Though a costly failure and a disaster for the British 1st Airborne Division, the Battle for Arnhem today stands as an example of courage and endurance and one of the greatest feats of arms in the Second World War. Arnhem has become a byword for the fighting spirit of the British people and has set a standard for the Parachute Regiment. As an indicator of the courage displayed by British forces, five Victoria Crosses were awarded – four of them posthumously.
We will remember them.
Todays date, September 3rd, was an important date in 1939 as it marked the Official Declaration of War against Germany.
Until now much of the information regarding burials and casualties that FBEC have been highlighting on this site has related to WW1. Eighty years ago the country was yet again plunged into a state of War but this time the effects on the population ‘at home’ would be devastating.
Looking back in time we will still be highlighting issues that saw the end to the ‘War to end all wars’…..but our emphasis will move slightly to those buried in Brandwood End as a result of the Second World War.
The Friends grabbed the chance to tidy up the hedge surrounding a small Commonwealth War Graves area before the rain started again!
Before and after. All that is needed are a couple of hours to spare and a few willing hands!!
We have several hundred War Graves in Brandwood End and neither ourselves nor Bereavements Services staff can find an explanation as to why these 8 graves are not dispersed within the cemetery like the others. There have been many theories but all have proved incorrect. No one knows……unless you know different??

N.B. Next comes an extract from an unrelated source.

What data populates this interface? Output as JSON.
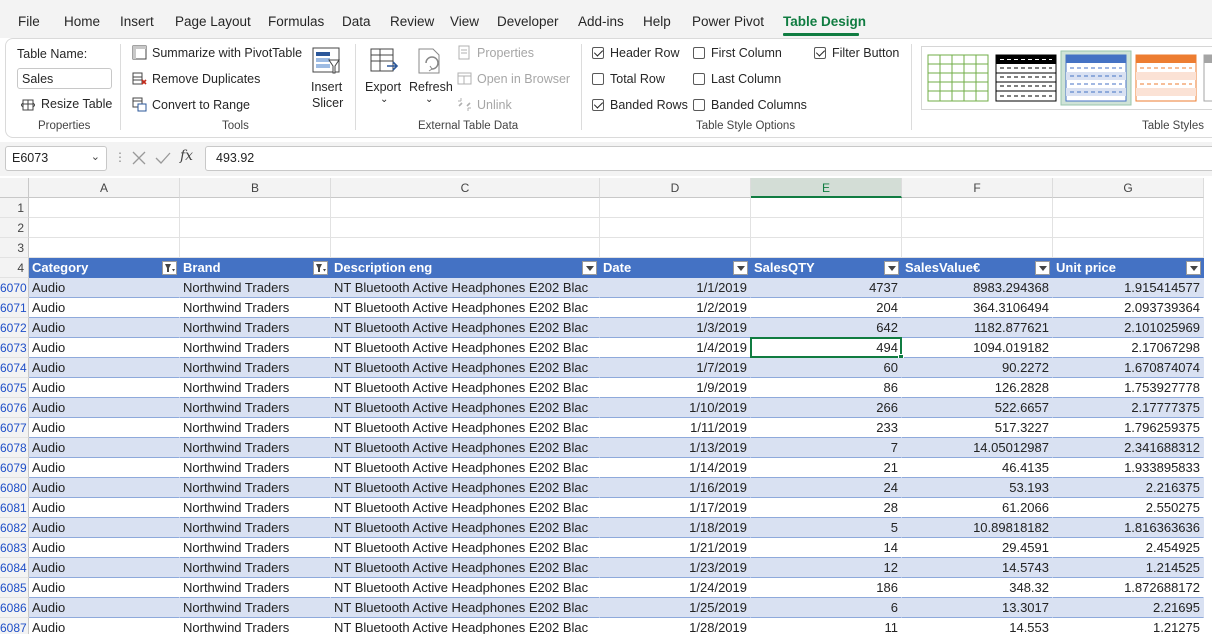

This weekend was a special one for Brandwood End Cemetery as the Friends remember 2 events that happened 120 years ago.
Brandwood End Cemetery was officially opened (there is a plaque on the wall of the West Chapel ) on Thursday 13th April 1899 by Mr. George Tallis, the Chairman of the Kings Norton Parish Council Local Cemetery Committee.
The photograph above shows the boulder (Provided by the Friends following a generous donation) marking one of the communal grave areas where the very first burial site is marked.
If you look to the right as you pass the Cross of Sacrifice, very close to the Redwood Avenue, you will find a simple wooden stake. (Section C1 c/e)
The Friends, with help from Bereavement Service staff, have identified the grave of :-
Charles Downes – 5 years old – first burial in Brandwood End. The cause of death was ‘Diphtheria after 4 days’
His father, Walter William Downes was a Carpenter (journeyman) who was present at his little son’s death at 47 Runcorn Road, Balsall Heath on Tuesday 11th April 1899. Charles was buried four days later on Saturday 15th April, and became the first burial in Brandwood End.
We have, today, laid a small tribute with a few words, but hope to bring you more of the Downes Family history via a link in the next few days.
The minister who conducted the burial service was Revd Charles William Barnard, Vicar of St. Nicolas’ Kings Norton (1893-1909) in whose parish the Cemetery lay.
Over 150 people attended this years Service of Remembrance. Once again the atmosphere was enhanced by our Bugler but it was lovely to see many organisations represented, many of whom had several members there.Our thanks to Deacon David Fairbotham, who conducts a short but thought provoking service and to the growing number of people who attend. if you would like to see a few more photographs of this event, please follow this link.
We shall remember them.